Readers will recall that Floyd LJ set out his views on the interpretation of Swiss-form claims and on indirect infringement in the appeal of Pfizer’s preliminary injunction applications, precisely so that the parties would know the position at the main infringement trial (of which the present judgment is the appeal). However, recognising Arnold J’s reluctance to follow this dicta, and accepting that the issue “remains of great difficulty”, Floyd LJ did provide some additional commentary (albeit obiter, having found the patent to be invalid).
Unsurprisingly, Floyd LJ referred back to his earlier statements, confirming that when considering intention, an objective approach is necessary, and that “from an objective standpoint, one would normally regard a person to intend what he knows or can reasonably foresee as the consequences of his actions.” He also confirmed that “the intention will be negatived where the manufacturer has taken all reasonable steps within his power to prevent the consequences occurring” at which point the foreseen consequences (of use for the patented indication) become unintended. There is surely, great scope to argue what “all reasonable steps” involves, but it is very clear that generics companies will have to take substantive steps beyond carving-out the patented indication and half-hearted attempts to prevent cross-label use will not be sufficient.
On the test for indirect infringement, Floyd LJ reiterated that what is required is that means are provided which are for putting the invention into effect, but that there is no requirement for a “downstream act of manufacture”. Floyd LJ agreed with Pfizer that the process of the invention would be put into effect by the pharmacist ascribing the patented purpose to generic pregabalin (in this case by the labelling step performed by the pharmacist). He went on to observe that, contrary to previous statements from Arnold J, he did not understand why other acts of the pharmacist in preparing the composition for delivery to the patient could not also be regarded as relevant acts of preparation, if done with the necessary intention. Notwithstanding that this is all obiter, as other cases come through the UK Courts in relation to different medicines and different prescribing/dispensing practices, it will be interesting to see how broadly the Courts are prepared to interpret these statements.
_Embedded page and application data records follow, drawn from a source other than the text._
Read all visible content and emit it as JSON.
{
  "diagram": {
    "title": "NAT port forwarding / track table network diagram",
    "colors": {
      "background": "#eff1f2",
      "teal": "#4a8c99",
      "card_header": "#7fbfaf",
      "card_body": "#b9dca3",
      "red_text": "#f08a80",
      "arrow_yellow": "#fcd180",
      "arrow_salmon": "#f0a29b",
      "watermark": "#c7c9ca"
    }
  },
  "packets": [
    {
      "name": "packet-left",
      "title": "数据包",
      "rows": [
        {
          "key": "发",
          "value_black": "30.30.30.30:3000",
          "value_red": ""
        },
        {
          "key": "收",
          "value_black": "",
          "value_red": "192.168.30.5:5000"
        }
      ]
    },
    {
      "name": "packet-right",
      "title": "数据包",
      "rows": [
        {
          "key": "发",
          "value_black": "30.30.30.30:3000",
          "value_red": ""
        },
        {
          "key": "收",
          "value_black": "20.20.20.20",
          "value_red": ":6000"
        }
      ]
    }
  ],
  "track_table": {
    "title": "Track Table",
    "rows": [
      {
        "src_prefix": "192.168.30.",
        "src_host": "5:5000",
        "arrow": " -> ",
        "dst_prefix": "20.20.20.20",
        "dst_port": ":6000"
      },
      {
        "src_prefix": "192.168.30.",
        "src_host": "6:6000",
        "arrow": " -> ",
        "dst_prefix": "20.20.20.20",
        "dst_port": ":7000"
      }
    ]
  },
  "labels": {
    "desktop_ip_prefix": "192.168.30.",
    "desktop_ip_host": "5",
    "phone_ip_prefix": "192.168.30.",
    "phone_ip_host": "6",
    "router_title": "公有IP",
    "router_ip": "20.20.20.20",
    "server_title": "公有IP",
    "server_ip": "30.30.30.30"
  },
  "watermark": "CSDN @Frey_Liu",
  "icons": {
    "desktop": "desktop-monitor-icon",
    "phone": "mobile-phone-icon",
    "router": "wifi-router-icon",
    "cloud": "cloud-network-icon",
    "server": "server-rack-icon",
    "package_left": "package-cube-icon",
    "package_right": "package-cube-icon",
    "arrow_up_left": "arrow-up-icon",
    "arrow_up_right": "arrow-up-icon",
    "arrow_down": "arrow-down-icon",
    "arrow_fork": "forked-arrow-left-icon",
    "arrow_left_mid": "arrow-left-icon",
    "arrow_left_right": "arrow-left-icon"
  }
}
Floyd LJ’s analysis of the issue of plausibility is interesting and patentees will be pleased to see the Court of Appeal has reiterated that plausibility is a relatively low, threshold test.
The failed post-trial amendment application serves as a stark reminder to patentees that even in the intensity of trial preparations, it is necessary to step back and consider whether it would be appropriate to apply to amend the patent in suit to include certain fallback positions just in case. Attempts to amend after the trial will rarely be successful.
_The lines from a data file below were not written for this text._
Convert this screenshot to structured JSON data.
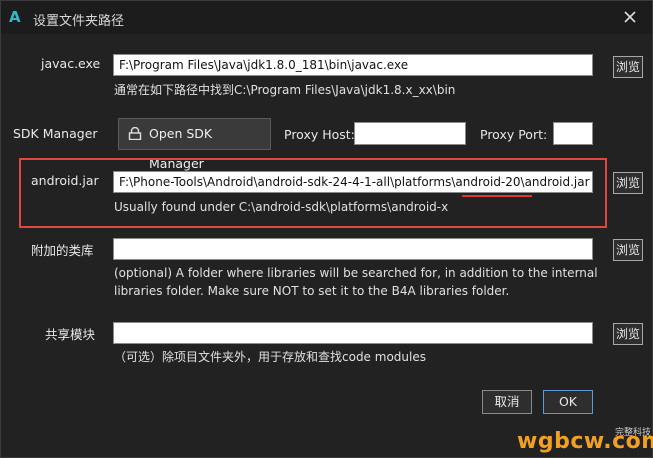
{
  "window": {
    "title": "设置文件夹路径",
    "app_icon_glyph": "A"
  },
  "javac": {
    "label": "javac.exe",
    "value": "F:\\Program Files\\Java\\jdk1.8.0_181\\bin\\javac.exe",
    "hint": "通常在如下路径中找到C:\\Program Files\\Java\\jdk1.8.x_xx\\bin",
    "browse": "浏览"
  },
  "sdk": {
    "label": "SDK Manager",
    "button": "Open SDK Manager",
    "proxy_host_label": "Proxy Host:",
    "proxy_host_value": "",
    "proxy_port_label": "Proxy Port:",
    "proxy_port_value": ""
  },
  "android": {
    "label": "android.jar",
    "value": "F:\\Phone-Tools\\Android\\android-sdk-24-4-1-all\\platforms\\android-20\\android.jar",
    "hint": "Usually found under C:\\android-sdk\\platforms\\android-x",
    "browse": "浏览"
  },
  "libraries": {
    "label": "附加的类库",
    "value": "",
    "hint_line1": "(optional) A folder where libraries will be searched for, in addition to the internal",
    "hint_line2": "libraries folder. Make sure NOT to set it to the B4A libraries folder.",
    "browse": "浏览"
  },
  "shared": {
    "label": "共享模块",
    "value": "",
    "hint": "（可选）除项目文件夹外，用于存放和查找code modules",
    "browse": "浏览"
  },
  "buttons": {
    "cancel": "取消",
    "ok": "OK"
  },
  "watermark": {
    "small": "完整科技",
    "big": "wgbcw.com"
  },
  "colors": {
    "highlight_border": "#e04646",
    "ok_border": "#5a9bd5",
    "app_icon": "#2fb8c8",
    "watermark": "#f2a024"
  }
}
This judgment also underscores that the act of carving out the patented indication from the label is a necessary, but not sufficient, act for a generic manufacturer to absolve itself from potential infringement of an indication patent.
Finally, in the authors’ view, the approach taken by the Court of Appeal to the issue of indirect infringement is legally sound and aligned with certain other Courts around Europe. In this regard, the issue of indirect infringement is due to be considered by the Supreme Court in the pemetrexed case next spring and it will be interesting to see how the UK’s highest Court deals with this potentially complicated area of the law.